Cobalt-60 is produced by placing rods of cobalt-59 inside the reactor and simply leaving them there for five to 10 years. The rods are then harvested and processed using special equipment. On the right, a technician can be seen checking cobalt-60 while it sits below water in the reactor cooling pool. The blue glow is known as the Cerenkov Effect and is caused by charged particles moving through the water at relativistic energies.
For many years, Canada was the only country that could produce cobalt-60, and today it continues to supply the majority of the world’s demand.

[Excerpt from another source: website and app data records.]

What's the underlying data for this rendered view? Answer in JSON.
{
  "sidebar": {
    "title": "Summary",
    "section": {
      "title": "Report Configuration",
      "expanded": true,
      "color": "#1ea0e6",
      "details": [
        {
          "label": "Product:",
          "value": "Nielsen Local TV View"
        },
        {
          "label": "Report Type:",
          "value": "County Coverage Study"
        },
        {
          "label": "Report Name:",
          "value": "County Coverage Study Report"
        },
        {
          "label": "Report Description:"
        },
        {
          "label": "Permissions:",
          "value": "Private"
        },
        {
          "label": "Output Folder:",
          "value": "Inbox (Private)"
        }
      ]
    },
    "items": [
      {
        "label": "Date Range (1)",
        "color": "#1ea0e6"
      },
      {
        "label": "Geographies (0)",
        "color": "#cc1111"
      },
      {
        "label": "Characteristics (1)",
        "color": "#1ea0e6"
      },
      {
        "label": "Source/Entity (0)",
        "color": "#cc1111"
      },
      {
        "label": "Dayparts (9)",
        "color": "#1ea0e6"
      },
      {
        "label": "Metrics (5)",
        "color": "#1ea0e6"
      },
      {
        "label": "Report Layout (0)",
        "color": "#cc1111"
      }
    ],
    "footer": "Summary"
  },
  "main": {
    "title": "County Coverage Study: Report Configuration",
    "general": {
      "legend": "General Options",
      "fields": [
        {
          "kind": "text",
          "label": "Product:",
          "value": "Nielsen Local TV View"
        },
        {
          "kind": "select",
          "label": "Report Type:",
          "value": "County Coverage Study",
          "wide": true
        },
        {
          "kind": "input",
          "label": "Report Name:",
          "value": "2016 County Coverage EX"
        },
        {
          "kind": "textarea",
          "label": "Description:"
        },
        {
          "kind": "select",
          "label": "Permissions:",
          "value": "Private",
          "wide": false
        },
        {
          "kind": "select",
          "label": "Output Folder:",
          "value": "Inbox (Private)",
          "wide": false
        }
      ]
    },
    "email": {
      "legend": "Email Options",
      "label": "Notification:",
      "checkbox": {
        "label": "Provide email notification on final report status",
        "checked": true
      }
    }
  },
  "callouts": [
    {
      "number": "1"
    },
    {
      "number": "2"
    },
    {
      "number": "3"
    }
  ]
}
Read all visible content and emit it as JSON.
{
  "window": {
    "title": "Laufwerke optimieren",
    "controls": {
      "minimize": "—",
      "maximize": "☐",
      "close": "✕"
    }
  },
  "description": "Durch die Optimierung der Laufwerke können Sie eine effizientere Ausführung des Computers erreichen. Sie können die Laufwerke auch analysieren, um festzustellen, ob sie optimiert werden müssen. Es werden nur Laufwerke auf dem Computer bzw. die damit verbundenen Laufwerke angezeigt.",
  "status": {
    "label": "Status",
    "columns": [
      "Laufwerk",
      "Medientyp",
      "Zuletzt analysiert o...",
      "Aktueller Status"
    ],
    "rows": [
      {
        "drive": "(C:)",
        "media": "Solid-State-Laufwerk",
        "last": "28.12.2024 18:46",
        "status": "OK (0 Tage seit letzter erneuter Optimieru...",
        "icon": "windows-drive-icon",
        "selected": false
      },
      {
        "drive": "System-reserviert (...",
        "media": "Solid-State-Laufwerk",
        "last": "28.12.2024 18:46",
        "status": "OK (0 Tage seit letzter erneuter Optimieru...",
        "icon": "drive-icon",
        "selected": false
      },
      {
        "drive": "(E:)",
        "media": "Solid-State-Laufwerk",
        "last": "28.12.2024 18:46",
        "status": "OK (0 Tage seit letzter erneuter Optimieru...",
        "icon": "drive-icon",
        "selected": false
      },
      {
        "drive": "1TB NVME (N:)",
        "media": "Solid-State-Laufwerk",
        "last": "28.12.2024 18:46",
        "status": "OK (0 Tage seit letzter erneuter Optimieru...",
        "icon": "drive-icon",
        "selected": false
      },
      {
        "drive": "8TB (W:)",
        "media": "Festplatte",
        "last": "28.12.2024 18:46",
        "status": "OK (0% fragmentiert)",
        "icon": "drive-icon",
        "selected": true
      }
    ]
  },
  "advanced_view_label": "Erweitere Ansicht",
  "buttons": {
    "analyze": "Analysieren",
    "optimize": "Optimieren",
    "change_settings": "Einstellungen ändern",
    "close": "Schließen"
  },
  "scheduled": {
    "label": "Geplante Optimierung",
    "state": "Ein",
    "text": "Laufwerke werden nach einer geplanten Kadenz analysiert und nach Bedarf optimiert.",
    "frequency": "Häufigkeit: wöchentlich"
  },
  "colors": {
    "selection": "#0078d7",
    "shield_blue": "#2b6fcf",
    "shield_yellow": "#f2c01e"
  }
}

As well, over half the cobalt-60 therapy machines and medical sterilizers in the world were built in Canada, treating over half a million patients yearly.
Sandeep Kaur Dhanesar, Conformal Radiation Therapy with Cobalt-60 Tomotherapy, Queen’s University, Kingston, Ontario, April 2008.
Paul Litt, Isotopes and Innovation, MDS Nordion’s first 50 Years, McGill-Queen’s University Press, 2000.
Lewis, Wilfrid Bennett, The Canadian Encyclopaedia, http://www.thecanadianencyclopedia.com/en/article/wilfrid-bennett-lewis/.
University of Saskatchewan, The Commemoration of the Development of the Cobalt-60, www.usask.ca/research/news/read.php?id=365.
Lecture by Dr. Doug Boreham, McMaster University, CNA Annual Conference, 2008.
Dr. Harold Elford Johns, Canada Science and Technology Museum, www.sciencetech.technomuses.ca/english/about/hallfame/u_i25_e.cfm.
Jeremy Whitlock, What is Canada’s role in nuclear medicine and isotope production?, www.nuclearfaq.ca/cnf_sectionI.htm#m.
University of Saskatchewan, “Former U of S ‘Cobalt-60’ physicist inducted into Canadian Science and Engineering Hall of Fame”, http://announcements.usask.ca/news/archive/2000/12/former_u_of_s_c.html.